A ban on politics?12.06.2006
I'm not sure where to start. And I'll try to be brief. But events in Bolivia are unfolding — as should've been expected — into a total mess. No wonder few heads of state are willing to attend the South American summit scheduled for 8-9 December, in Cochabamba.
For about a week now, various public personalities (writers, politicians, civic leaders, etc.) have joined in a hunger strike against what they see as a heavy-handed political tactics of Evo's MAS-led government. Meanwhile, various protest marches demanding a two-thirds vote to approve the new constitution are increasing, w/ new marches joining in Sucre & La Paz. The prefect of Santa Cruz has declared a "de facto" political autonomy for the region & called for a regional parliament (the third such "cabildo" in recent months).
Things are also turning nasty. After the Miniter of Government (Alicia Muñoz) ordered police protection for hunger strikers removed, a violent mob attacked the San Francisco cathedral in La Paz, causing property damage, as they sought novelist Juan Claudio Lechín (who had joined the hunger strike).

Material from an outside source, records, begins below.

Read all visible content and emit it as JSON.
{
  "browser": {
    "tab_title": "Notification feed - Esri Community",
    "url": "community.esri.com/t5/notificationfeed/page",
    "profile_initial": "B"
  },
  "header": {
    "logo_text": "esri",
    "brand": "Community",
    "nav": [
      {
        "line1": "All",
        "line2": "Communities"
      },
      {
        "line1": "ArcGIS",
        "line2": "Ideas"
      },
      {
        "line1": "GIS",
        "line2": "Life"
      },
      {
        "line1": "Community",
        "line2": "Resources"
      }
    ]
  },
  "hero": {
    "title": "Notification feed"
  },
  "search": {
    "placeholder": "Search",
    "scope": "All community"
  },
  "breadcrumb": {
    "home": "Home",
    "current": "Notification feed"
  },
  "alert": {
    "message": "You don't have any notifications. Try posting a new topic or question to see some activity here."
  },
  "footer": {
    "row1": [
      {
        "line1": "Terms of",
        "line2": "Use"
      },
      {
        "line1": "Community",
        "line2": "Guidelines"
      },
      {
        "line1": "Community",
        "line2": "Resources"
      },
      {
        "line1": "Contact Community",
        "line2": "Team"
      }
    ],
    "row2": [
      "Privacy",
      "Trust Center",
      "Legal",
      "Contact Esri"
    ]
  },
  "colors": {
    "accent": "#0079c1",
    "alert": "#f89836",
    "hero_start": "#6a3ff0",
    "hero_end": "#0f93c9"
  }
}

What I find most distasteful is the accusation by government officials (including Evo) that the opposition protesters & hunger strikers are illegitimate because they represent "political" concerns. Aren't all activities "political" in that sense? The language of anti-politics, of arguing that government or state decisions are "correct" & all other opinions merely "politics" is the language of totalitarianism, the language of rejecting political discourse. The list of people who argued against "politics" in that vein includes Pinochet, Mussolini, Lenin, and other distasteful figures.
Worse, is the irony of it all. When Evo led his cocaleros in protests (sometimes violent protests), such activity was clearly political. It was a social faction w/ a political objective engaged in "political combat" w/ opposing forces. Why is such "political" activity less legitimate now? Why is "political" activity that disagrees w/ this current government not protected? What makes Evo's activities, statements, or intentions any less "political" than those of his opponents?
More than anything, the message Evo & his supporters are sending to the Bolivian public is simple: "Opposition to our views is not allowed, and will not be tolerated." Quite the democratic revolution, eh?
Posted by Miguel at 01:32 PM
But how does it play out? Will the two sides come to a compromise? Or will it lead to a crisis/confrontation (as Evo's pre-presidency activities did)?
Posted by: mike d at December 7, 2006 11:17 AM
I think its ineresting all of the leftist rethoric that gets associated with people Like Evo Morales or even Chavez in the USA. Its almost as if the indeginous are "leeched" upon for all sorts of self righteous causes that in reality would be laughable if you were to be in their situation. Hell, the liberal academic community would not exsist if they couldn't put their imperial gaze onto such people further primitivizing them into a bounded, magical non christian entity while the rest of us modernize?
Posted by: jonathan at December 7, 2006 11:55 PM